First, Spark programmers can direct the environment to cache certain DataFrames in memory. That means that instead of reading the data from the disk into a DataFrame data structure each time a query is requested, the data in the DataFrame remains in memory. As a result, there are no latency delays after the first time the DataFrame is populated. As long as the system has enough memory to hold the entire DataFrame, the performance of each subsequent query will be limited only by the time it takes to scan the data resident in memory.
Spark’s lazy evaluation model acts fast
Second, Spark’s execution model relies on what is called lazy evaluation. In Spark, operations are generally broken up into transformations applied to data sets and actions intended to derive and produce a result from that series of transformations.
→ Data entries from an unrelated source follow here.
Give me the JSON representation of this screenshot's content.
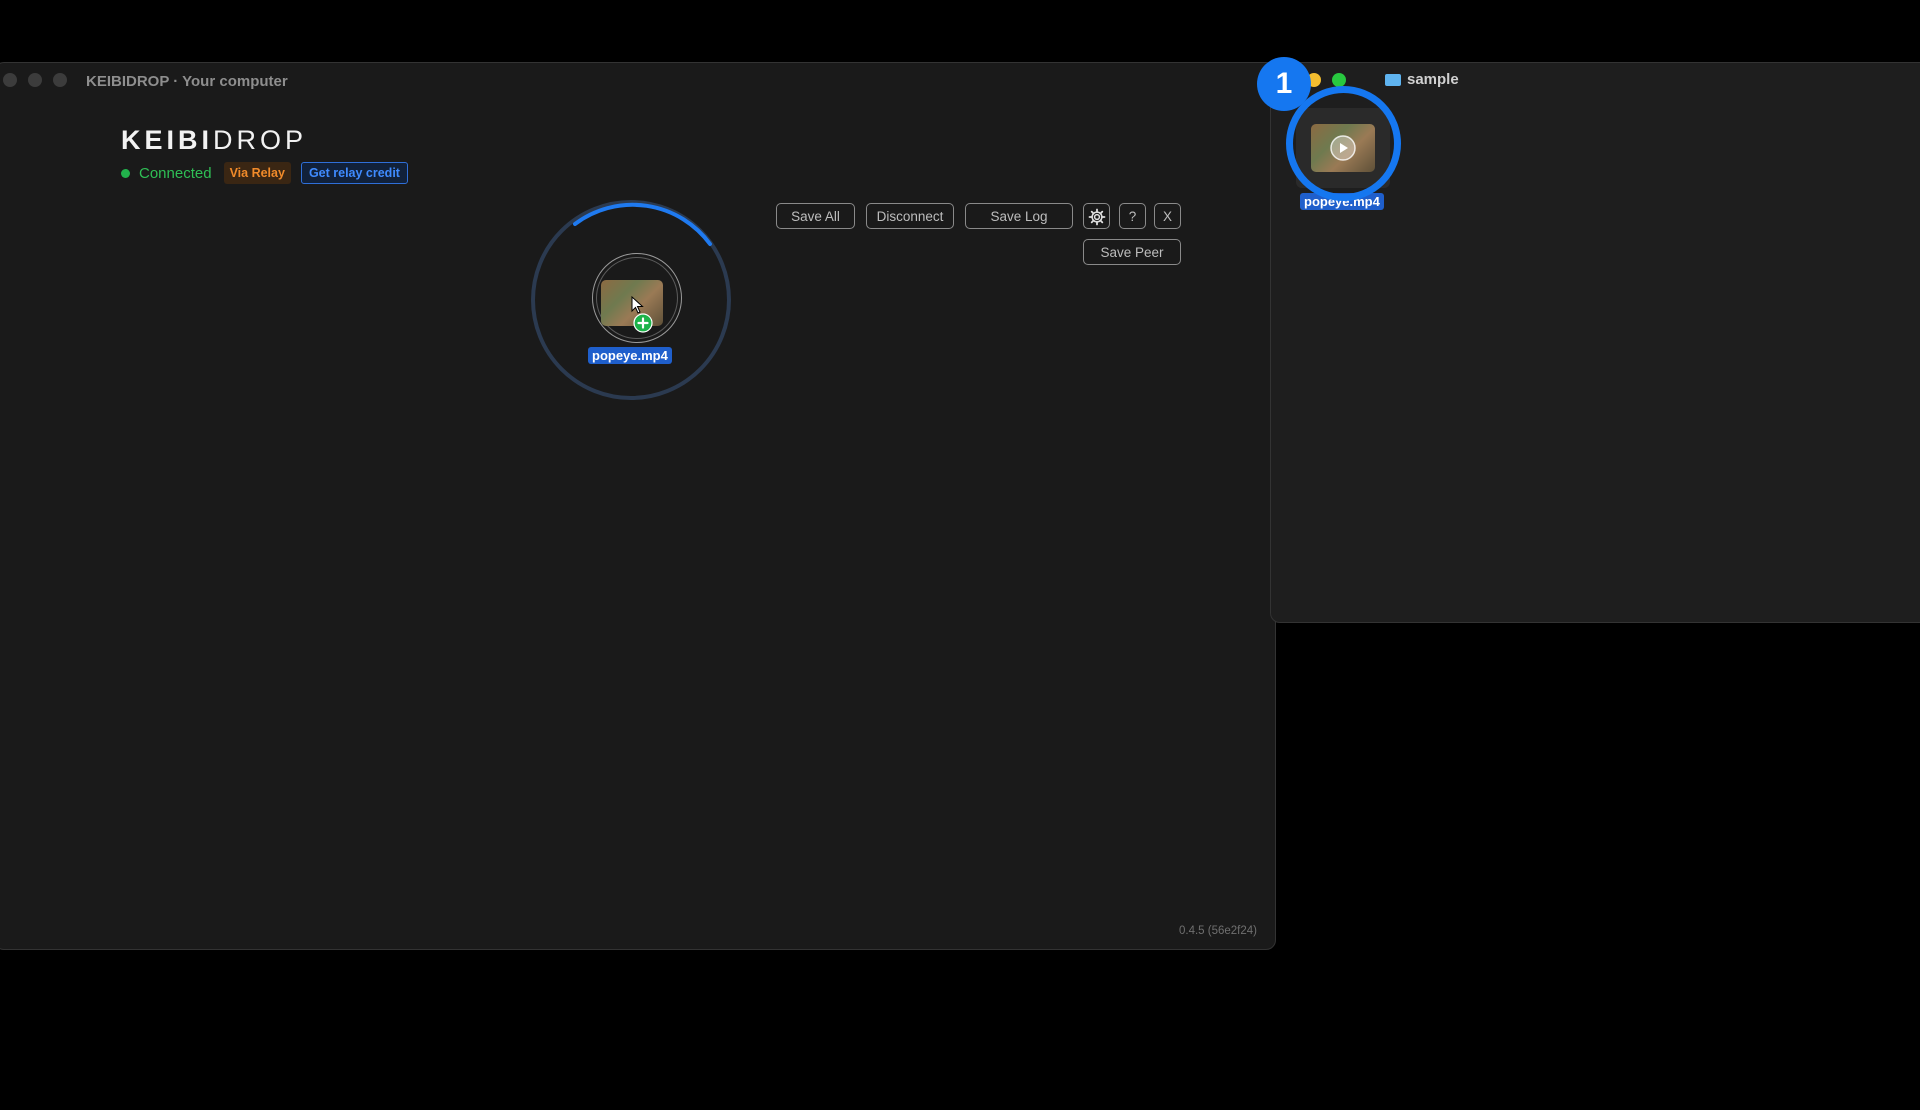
{
  "main_window": {
    "title": "KEIBIDROP · Your computer",
    "logo_bold": "KEIBI",
    "logo_light": "DROP",
    "status": "Connected",
    "relay_badge": "Via Relay",
    "relay_credit": "Get relay credit",
    "buttons": {
      "save_all": "Save All",
      "disconnect": "Disconnect",
      "save_log": "Save Log",
      "help": "?",
      "close": "X",
      "save_peer": "Save Peer"
    },
    "drop_file": "popeye.mp4",
    "version": "0.4.5 (56e2f24)"
  },
  "finder_window": {
    "title": "sample",
    "file_name": "popeye.mp4"
  },
  "overlay": {
    "step_number": "1"
  },
  "colors": {
    "accent_blue": "#1577f0",
    "connected_green": "#2fbf55",
    "relay_orange": "#f08a2a"
  },
  "icons": [
    "settings-gear-icon",
    "add-plus-icon",
    "play-icon",
    "folder-icon"
  ]
}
Transformations on DataFrames are those types of operations that are applied to all of the instances in a DataFrame. These operations include things such as loading a data set; adding a new column; sorting; grouping by a column’s values; mapping; set operations, such as intersecting or uniting DataFrames; and SQL operations, like joining two DataFrames or filtering a subset of records from the DataFrame.
Actions are operations that are intended to provide some results, and examples include aggregations, such as count, sum, minimum, maximum or average of values in a column; reduction operations; or collections, including the show and take operations that deliver a set of instances from the DataFrame to the user.
Lazy evaluation means the execution of transformations isn’t triggered until there is an action that needs results. However, what that really means is that the sequence of transformation operations can be configured as an execution plan that can be analyzed for opportunities for optimization.
For example, let’s say the user wants to join two DataFrames that contain customer data based on a common identifier, but then filter out the records for customers located in California from the joined table. In a procedural execution environment, the join would be performed first, and the result set would be scanned for those records with an address in California.
In Spark, the analysis might show that the number of records from California in each of the sets to be joined is relatively small; it can then switch the order of operations so that those subsets of the DataFrames are filtered first, and the interim result sets are joined afterward. The outcome is that the process runs much faster for two reasons: the filters are applied to separate tables and both can be done in parallel, and the resulting sets to be joined are much smaller, reducing the time it takes for the join to execute.
Lazy evaluation in Spark was designed to enable the processing engine to avoid the performance issues inherent in Hadoop’s MapReduce engine, which executes each task in batch mode. By building an execution plan that isn’t put into effect until a result must be delivered, the integrated query optimization algorithms can significantly speed Spark’s performance.